4) Contribute. Nobody likes a leech. Don’t just lurk, passively consuming everyone else’s contributions. Or, worse yet, don’t spam the group with promotional posts. Your opportunity to self-promote will come to you once you’ve earned it. Instead, take on a genuine attitude to help and contribute value to the group. This isn’t so hard. There are things you know that others don’t. Maybe it’s just a new app you found useful and relevant to that group. Maybe it’s a way you found to do things that worked for you. Or maybe it’s just answering another group member’s question. Contributing generously to a group can establish you as an authority within the group and soon other members will begin to seek you out.
5) Work out an interesting social profile and let it do the talking. If you’re uncomfortable about making the first move in networking, then make it easy for potential contacts and prospects or recruiters to find you. Use Twitter. Share your passion for work. Consider LinkedIn as well to show your skills and special talents. Put out relevant information for people to find. Then find individuals and groups you want to share your information with and join and follow them. You’ll start to get followers back and that means a wider audience seeing, and possibly even sharing, your message.

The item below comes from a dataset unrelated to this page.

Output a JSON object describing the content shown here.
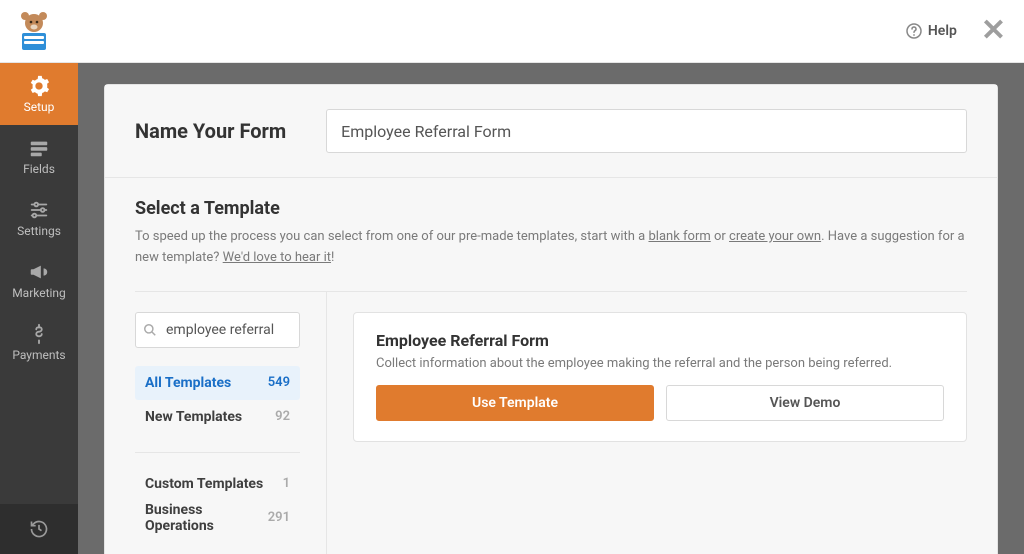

6) Set simple realistic goals for yourself. Networking works best when done consistently and gradually. It can have somewhat of an organic nature, taking on a life of its own when done correctly. Setting unrealistic goals will more than likely make you give up on the whole endeavor. But do set a goal and track your weekly results. Start with whatever seems easy. Maybe that’s just making a few new contacts per week. You can always ramp it up later. But be consistent in your efforts. It pays off handsomely over time.
7) Don’t forget the follow-up. Once you’ve made some contacts, don’t just forget about them while looking for more new contacts. Each contact made should be developed and treated as valuable (which it is). Send a follow-up email or message saying it was great meeting and getting to know them and you would love staying in touch or even meeting up in the future. Again, the keynote is to have the desire to help and bring value to your new contacts. Set goals (and also a schedule) to do follow-up. It’s just as important as making new contacts, if not more so.
Once you have the hang of networking online, you may find that your attitude and ability towards offline networking has significantly improved as well. Look at how you can apply the online networking skills to offline networking. Even in everyday situations you might have some great networking opportunities. Just casually socialize with colleagues around the office or treat a different co-worker (or colleague if you’re a business owner) to lunch every week or two. This will help enhance your networking skills and… who knows… maybe even open a few doors for your career or business.